Data about app and page elements:
▼▼▼
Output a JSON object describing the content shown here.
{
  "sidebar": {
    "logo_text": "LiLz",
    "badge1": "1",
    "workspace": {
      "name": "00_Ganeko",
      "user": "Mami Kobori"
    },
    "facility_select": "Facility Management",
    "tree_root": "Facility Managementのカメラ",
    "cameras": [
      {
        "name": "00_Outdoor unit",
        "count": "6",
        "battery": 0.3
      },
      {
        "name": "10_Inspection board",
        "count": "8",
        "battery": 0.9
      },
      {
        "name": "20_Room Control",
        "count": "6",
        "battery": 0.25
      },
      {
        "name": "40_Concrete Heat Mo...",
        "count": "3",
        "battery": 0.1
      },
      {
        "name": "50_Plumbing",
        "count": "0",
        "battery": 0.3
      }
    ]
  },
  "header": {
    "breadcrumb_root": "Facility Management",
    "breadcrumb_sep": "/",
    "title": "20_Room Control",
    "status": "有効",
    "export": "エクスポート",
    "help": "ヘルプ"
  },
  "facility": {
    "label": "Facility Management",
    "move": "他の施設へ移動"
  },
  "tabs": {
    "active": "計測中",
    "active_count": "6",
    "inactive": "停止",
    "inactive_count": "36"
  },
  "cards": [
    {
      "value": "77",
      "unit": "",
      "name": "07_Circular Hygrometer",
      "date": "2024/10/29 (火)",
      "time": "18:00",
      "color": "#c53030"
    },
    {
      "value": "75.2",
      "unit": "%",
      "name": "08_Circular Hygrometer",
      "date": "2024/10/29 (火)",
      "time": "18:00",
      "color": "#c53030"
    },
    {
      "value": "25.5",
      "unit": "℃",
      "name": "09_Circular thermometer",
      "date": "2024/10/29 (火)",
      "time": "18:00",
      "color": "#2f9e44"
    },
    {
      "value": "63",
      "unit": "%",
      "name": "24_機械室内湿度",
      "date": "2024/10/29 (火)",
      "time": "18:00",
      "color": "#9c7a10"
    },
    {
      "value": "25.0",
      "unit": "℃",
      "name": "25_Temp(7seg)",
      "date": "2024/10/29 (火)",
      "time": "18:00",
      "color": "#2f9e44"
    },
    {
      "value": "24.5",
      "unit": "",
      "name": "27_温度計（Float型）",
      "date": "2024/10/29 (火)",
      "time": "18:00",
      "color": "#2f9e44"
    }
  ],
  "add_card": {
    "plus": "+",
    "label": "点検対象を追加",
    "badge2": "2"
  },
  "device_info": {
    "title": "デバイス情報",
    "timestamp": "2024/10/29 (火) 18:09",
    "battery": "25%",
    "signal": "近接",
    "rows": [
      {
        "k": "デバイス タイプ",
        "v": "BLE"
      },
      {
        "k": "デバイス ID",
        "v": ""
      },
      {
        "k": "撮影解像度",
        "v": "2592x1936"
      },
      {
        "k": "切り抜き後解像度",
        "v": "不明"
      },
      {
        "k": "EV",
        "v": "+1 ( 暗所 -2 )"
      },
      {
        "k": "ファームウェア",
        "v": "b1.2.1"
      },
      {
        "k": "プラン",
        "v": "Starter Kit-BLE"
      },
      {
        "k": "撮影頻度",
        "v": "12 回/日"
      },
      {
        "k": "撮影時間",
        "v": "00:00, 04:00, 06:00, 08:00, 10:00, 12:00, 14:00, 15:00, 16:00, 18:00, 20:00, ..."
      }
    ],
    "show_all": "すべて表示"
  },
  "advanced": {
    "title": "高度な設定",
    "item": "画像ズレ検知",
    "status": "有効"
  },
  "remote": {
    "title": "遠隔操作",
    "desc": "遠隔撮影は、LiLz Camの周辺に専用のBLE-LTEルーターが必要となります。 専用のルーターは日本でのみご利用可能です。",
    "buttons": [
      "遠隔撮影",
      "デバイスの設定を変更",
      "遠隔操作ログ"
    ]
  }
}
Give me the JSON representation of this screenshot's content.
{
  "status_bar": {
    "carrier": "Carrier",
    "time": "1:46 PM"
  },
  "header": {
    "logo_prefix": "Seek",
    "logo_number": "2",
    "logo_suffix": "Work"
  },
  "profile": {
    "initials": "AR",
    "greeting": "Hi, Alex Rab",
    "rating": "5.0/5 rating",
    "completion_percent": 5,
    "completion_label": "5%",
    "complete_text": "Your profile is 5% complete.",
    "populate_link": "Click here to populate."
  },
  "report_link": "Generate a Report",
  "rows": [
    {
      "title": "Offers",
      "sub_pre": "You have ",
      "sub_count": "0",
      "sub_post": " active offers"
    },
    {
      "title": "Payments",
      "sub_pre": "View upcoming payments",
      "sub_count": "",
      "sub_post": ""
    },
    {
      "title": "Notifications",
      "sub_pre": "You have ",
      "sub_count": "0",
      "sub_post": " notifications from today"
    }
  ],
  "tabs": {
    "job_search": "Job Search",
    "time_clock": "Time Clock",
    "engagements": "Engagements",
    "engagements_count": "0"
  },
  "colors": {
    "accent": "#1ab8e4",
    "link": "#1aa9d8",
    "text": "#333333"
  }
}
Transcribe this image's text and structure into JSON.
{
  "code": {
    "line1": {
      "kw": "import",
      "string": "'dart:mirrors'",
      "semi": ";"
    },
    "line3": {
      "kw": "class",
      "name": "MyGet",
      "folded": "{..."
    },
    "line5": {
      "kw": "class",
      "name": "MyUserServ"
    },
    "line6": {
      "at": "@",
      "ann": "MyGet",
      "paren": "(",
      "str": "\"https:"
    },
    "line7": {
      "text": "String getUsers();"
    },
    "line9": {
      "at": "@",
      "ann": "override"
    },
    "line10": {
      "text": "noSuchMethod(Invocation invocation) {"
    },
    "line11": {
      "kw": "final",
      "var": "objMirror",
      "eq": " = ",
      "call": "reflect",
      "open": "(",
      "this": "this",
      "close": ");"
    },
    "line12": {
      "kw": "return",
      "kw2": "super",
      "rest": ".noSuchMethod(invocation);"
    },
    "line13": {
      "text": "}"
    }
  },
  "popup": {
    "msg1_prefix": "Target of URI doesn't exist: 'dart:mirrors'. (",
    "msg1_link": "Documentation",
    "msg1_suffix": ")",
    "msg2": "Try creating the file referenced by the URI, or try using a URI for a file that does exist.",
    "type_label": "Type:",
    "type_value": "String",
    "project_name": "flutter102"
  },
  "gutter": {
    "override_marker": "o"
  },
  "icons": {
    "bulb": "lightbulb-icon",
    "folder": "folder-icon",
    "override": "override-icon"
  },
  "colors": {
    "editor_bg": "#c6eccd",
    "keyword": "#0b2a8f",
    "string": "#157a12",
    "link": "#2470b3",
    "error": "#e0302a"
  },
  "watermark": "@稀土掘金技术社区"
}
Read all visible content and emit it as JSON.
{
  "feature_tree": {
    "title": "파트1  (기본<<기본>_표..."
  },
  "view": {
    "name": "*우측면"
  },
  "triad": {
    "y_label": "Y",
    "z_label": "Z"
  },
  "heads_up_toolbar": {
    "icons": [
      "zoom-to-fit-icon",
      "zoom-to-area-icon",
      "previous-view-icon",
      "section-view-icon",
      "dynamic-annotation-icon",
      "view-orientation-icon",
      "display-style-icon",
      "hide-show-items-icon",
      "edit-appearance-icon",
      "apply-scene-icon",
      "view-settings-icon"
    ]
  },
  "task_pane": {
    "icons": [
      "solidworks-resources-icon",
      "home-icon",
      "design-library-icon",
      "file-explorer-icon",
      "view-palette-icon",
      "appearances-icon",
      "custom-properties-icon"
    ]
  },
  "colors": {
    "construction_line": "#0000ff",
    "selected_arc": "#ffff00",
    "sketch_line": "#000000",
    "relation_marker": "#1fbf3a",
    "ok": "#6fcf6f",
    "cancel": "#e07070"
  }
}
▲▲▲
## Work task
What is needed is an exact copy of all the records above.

## Solution to this exercise
Output a JSON object describing the content shown here.
{
  "sidebar": {
    "logo_text": "LiLz",
    "badge1": "1",
    "workspace": {
      "name": "00_Ganeko",
      "user": "Mami Kobori"
    },
    "facility_select": "Facility Management",
    "tree_root": "Facility Managementのカメラ",
    "cameras": [
      {
        "name": "00_Outdoor unit",
        "count": "6",
        "battery": 0.3
      },
      {
        "name": "10_Inspection board",
        "count": "8",
        "battery": 0.9
      },
      {
        "name": "20_Room Control",
        "count": "6",
        "battery": 0.25
      },
      {
        "name": "40_Concrete Heat Mo...",
        "count": "3",
        "battery": 0.1
      },
      {
        "name": "50_Plumbing",
        "count": "0",
        "battery": 0.3
      }
    ]
  },
  "header": {
    "breadcrumb_root": "Facility Management",
    "breadcrumb_sep": "/",
    "title": "20_Room Control",
    "status": "有効",
    "export": "エクスポート",
    "help": "ヘルプ"
  },
  "facility": {
    "label": "Facility Management",
    "move": "他の施設へ移動"
  },
  "tabs": {
    "active": "計測中",
    "active_count": "6",
    "inactive": "停止",
    "inactive_count": "36"
  },
  "cards": [
    {
      "value": "77",
      "unit": "",
      "name": "07_Circular Hygrometer",
      "date": "2024/10/29 (火)",
      "time": "18:00",
      "color": "#c53030"
    },
    {
      "value": "75.2",
      "unit": "%",
      "name": "08_Circular Hygrometer",
      "date": "2024/10/29 (火)",
      "time": "18:00",
      "color": "#c53030"
    },
    {
      "value": "25.5",
      "unit": "℃",
      "name": "09_Circular thermometer",
      "date": "2024/10/29 (火)",
      "time": "18:00",
      "color": "#2f9e44"
    },
    {
      "value": "63",
      "unit": "%",
      "name": "24_機械室内湿度",
      "date": "2024/10/29 (火)",
      "time": "18:00",
      "color": "#9c7a10"
    },
    {
      "value": "25.0",
      "unit": "℃",
      "name": "25_Temp(7seg)",
      "date": "2024/10/29 (火)",
      "time": "18:00",
      "color": "#2f9e44"
    },
    {
      "value": "24.5",
      "unit": "",
      "name": "27_温度計（Float型）",
      "date": "2024/10/29 (火)",
      "time": "18:00",
      "color": "#2f9e44"
    }
  ],
  "add_card": {
    "plus": "+",
    "label": "点検対象を追加",
    "badge2": "2"
  },
  "device_info": {
    "title": "デバイス情報",
    "timestamp": "2024/10/29 (火) 18:09",
    "battery": "25%",
    "signal": "近接",
    "rows": [
      {
        "k": "デバイス タイプ",
        "v": "BLE"
      },
      {
        "k": "デバイス ID",
        "v": ""
      },
      {
        "k": "撮影解像度",
        "v": "2592x1936"
      },
      {
        "k": "切り抜き後解像度",
        "v": "不明"
      },
      {
        "k": "EV",
        "v": "+1 ( 暗所 -2 )"
      },
      {
        "k": "ファームウェア",
        "v": "b1.2.1"
      },
      {
        "k": "プラン",
        "v": "Starter Kit-BLE"
      },
      {
        "k": "撮影頻度",
        "v": "12 回/日"
      },
      {
        "k": "撮影時間",
        "v": "00:00, 04:00, 06:00, 08:00, 10:00, 12:00, 14:00, 15:00, 16:00, 18:00, 20:00, ..."
      }
    ],
    "show_all": "すべて表示"
  },
  "advanced": {
    "title": "高度な設定",
    "item": "画像ズレ検知",
    "status": "有効"
  },
  "remote": {
    "title": "遠隔操作",
    "desc": "遠隔撮影は、LiLz Camの周辺に専用のBLE-LTEルーターが必要となります。 専用のルーターは日本でのみご利用可能です。",
    "buttons": [
      "遠隔撮影",
      "デバイスの設定を変更",
      "遠隔操作ログ"
    ]
  }
}
Give me the JSON representation of this screenshot's content.
{
  "status_bar": {
    "carrier": "Carrier",
    "time": "1:46 PM"
  },
  "header": {
    "logo_prefix": "Seek",
    "logo_number": "2",
    "logo_suffix": "Work"
  },
  "profile": {
    "initials": "AR",
    "greeting": "Hi, Alex Rab",
    "rating": "5.0/5 rating",
    "completion_percent": 5,
    "completion_label": "5%",
    "complete_text": "Your profile is 5% complete.",
    "populate_link": "Click here to populate."
  },
  "report_link": "Generate a Report",
  "rows": [
    {
      "title": "Offers",
      "sub_pre": "You have ",
      "sub_count": "0",
      "sub_post": " active offers"
    },
    {
      "title": "Payments",
      "sub_pre": "View upcoming payments",
      "sub_count": "",
      "sub_post": ""
    },
    {
      "title": "Notifications",
      "sub_pre": "You have ",
      "sub_count": "0",
      "sub_post": " notifications from today"
    }
  ],
  "tabs": {
    "job_search": "Job Search",
    "time_clock": "Time Clock",
    "engagements": "Engagements",
    "engagements_count": "0"
  },
  "colors": {
    "accent": "#1ab8e4",
    "link": "#1aa9d8",
    "text": "#333333"
  }
}
Transcribe this image's text and structure into JSON.
{
  "code": {
    "line1": {
      "kw": "import",
      "string": "'dart:mirrors'",
      "semi": ";"
    },
    "line3": {
      "kw": "class",
      "name": "MyGet",
      "folded": "{..."
    },
    "line5": {
      "kw": "class",
      "name": "MyUserServ"
    },
    "line6": {
      "at": "@",
      "ann": "MyGet",
      "paren": "(",
      "str": "\"https:"
    },
    "line7": {
      "text": "String getUsers();"
    },
    "line9": {
      "at": "@",
      "ann": "override"
    },
    "line10": {
      "text": "noSuchMethod(Invocation invocation) {"
    },
    "line11": {
      "kw": "final",
      "var": "objMirror",
      "eq": " = ",
      "call": "reflect",
      "open": "(",
      "this": "this",
      "close": ");"
    },
    "line12": {
      "kw": "return",
      "kw2": "super",
      "rest": ".noSuchMethod(invocation);"
    },
    "line13": {
      "text": "}"
    }
  },
  "popup": {
    "msg1_prefix": "Target of URI doesn't exist: 'dart:mirrors'. (",
    "msg1_link": "Documentation",
    "msg1_suffix": ")",
    "msg2": "Try creating the file referenced by the URI, or try using a URI for a file that does exist.",
    "type_label": "Type:",
    "type_value": "String",
    "project_name": "flutter102"
  },
  "gutter": {
    "override_marker": "o"
  },
  "icons": {
    "bulb": "lightbulb-icon",
    "folder": "folder-icon",
    "override": "override-icon"
  },
  "colors": {
    "editor_bg": "#c6eccd",
    "keyword": "#0b2a8f",
    "string": "#157a12",
    "link": "#2470b3",
    "error": "#e0302a"
  },
  "watermark": "@稀土掘金技术社区"
}
Read all visible content and emit it as JSON.
{
  "feature_tree": {
    "title": "파트1  (기본<<기본>_표..."
  },
  "view": {
    "name": "*우측면"
  },
  "triad": {
    "y_label": "Y",
    "z_label": "Z"
  },
  "heads_up_toolbar": {
    "icons": [
      "zoom-to-fit-icon",
      "zoom-to-area-icon",
      "previous-view-icon",
      "section-view-icon",
      "dynamic-annotation-icon",
      "view-orientation-icon",
      "display-style-icon",
      "hide-show-items-icon",
      "edit-appearance-icon",
      "apply-scene-icon",
      "view-settings-icon"
    ]
  },
  "task_pane": {
    "icons": [
      "solidworks-resources-icon",
      "home-icon",
      "design-library-icon",
      "file-explorer-icon",
      "view-palette-icon",
      "appearances-icon",
      "custom-properties-icon"
    ]
  },
  "colors": {
    "construction_line": "#0000ff",
    "selected_arc": "#ffff00",
    "sketch_line": "#000000",
    "relation_marker": "#1fbf3a",
    "ok": "#6fcf6f",
    "cancel": "#e07070"
  }
}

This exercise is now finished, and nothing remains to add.